“He told me, looking over his shoulder though no one was eavesdropping, that he liked Reagan.”
“There is only one joy: to increase and not to lessen the world’s joy.”
I.J. Singer’s The Brothers Ashkenazi.
A Letter to Mama.
Max Spitzkopf, the Jewish Sherlock Holmes.
A land where “loving fellow Jews has a mystical significance.”
Babel, Singer, Agnon.
My quarrel with Berish Zhichliner.
“The Gift of the Mishnah.”
Rebellion, creativity, and The Penitent.
In 1965, Isaac Bashevis Singer wrote and published a story, in Yiddish, about the guilty conscience of a Polish-Jewish Communist. The story was translated into English. . .
Forty years after it was written, an Isaac Bashevis Singer story about generational and cultural misunderstanding produces a similar misunderstanding in the students who read it.

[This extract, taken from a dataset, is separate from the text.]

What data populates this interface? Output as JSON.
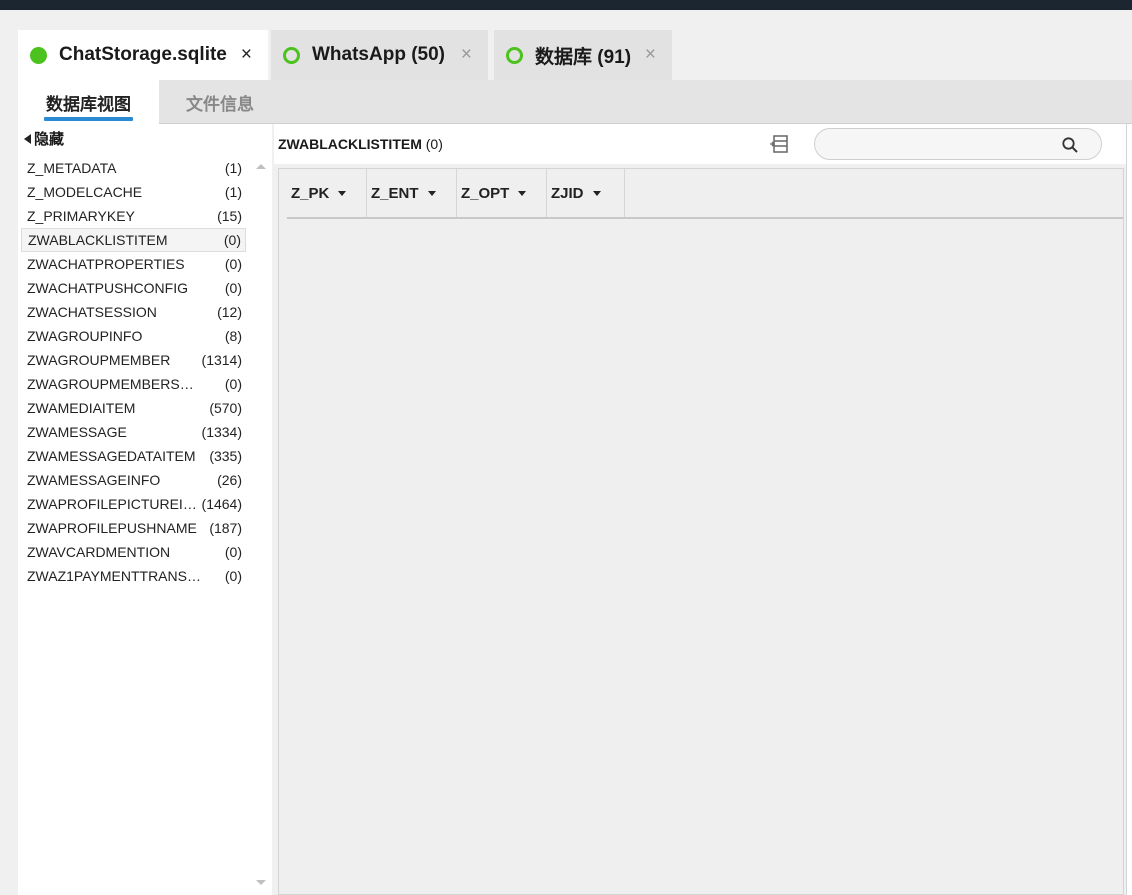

“No other writer or activist in the 19th or 20th century, not even Gandhi or Tolstoy, was as deeply affected by the condition of. . .